[Dataset items]
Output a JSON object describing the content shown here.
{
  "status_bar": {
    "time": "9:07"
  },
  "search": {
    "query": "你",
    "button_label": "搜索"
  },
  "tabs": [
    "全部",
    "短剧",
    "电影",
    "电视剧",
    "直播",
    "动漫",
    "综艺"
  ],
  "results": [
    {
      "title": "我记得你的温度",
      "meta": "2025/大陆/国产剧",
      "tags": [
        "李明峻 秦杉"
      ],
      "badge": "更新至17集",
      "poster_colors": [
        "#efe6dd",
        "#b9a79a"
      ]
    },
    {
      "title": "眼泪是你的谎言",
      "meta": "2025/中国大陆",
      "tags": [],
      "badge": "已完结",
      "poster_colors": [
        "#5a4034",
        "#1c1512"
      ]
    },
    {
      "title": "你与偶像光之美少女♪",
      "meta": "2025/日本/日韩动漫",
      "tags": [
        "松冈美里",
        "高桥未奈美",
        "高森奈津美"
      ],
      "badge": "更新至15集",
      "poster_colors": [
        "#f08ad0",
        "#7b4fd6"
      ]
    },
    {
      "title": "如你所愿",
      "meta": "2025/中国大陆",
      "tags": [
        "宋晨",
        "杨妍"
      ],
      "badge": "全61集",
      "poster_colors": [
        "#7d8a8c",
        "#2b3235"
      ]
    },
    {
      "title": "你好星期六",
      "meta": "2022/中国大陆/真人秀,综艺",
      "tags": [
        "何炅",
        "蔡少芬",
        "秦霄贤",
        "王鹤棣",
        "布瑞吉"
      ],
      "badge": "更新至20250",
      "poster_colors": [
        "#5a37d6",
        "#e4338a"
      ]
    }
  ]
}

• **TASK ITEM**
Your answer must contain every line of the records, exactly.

• **FINAL ANSWER**
Output a JSON object describing the content shown here.
{
  "status_bar": {
    "time": "9:07"
  },
  "search": {
    "query": "你",
    "button_label": "搜索"
  },
  "tabs": [
    "全部",
    "短剧",
    "电影",
    "电视剧",
    "直播",
    "动漫",
    "综艺"
  ],
  "results": [
    {
      "title": "我记得你的温度",
      "meta": "2025/大陆/国产剧",
      "tags": [
        "李明峻 秦杉"
      ],
      "badge": "更新至17集",
      "poster_colors": [
        "#efe6dd",
        "#b9a79a"
      ]
    },
    {
      "title": "眼泪是你的谎言",
      "meta": "2025/中国大陆",
      "tags": [],
      "badge": "已完结",
      "poster_colors": [
        "#5a4034",
        "#1c1512"
      ]
    },
    {
      "title": "你与偶像光之美少女♪",
      "meta": "2025/日本/日韩动漫",
      "tags": [
        "松冈美里",
        "高桥未奈美",
        "高森奈津美"
      ],
      "badge": "更新至15集",
      "poster_colors": [
        "#f08ad0",
        "#7b4fd6"
      ]
    },
    {
      "title": "如你所愿",
      "meta": "2025/中国大陆",
      "tags": [
        "宋晨",
        "杨妍"
      ],
      "badge": "全61集",
      "poster_colors": [
        "#7d8a8c",
        "#2b3235"
      ]
    },
    {
      "title": "你好星期六",
      "meta": "2022/中国大陆/真人秀,综艺",
      "tags": [
        "何炅",
        "蔡少芬",
        "秦霄贤",
        "王鹤棣",
        "布瑞吉"
      ],
      "badge": "更新至20250",
      "poster_colors": [
        "#5a37d6",
        "#e4338a"
      ]
    }
  ]
}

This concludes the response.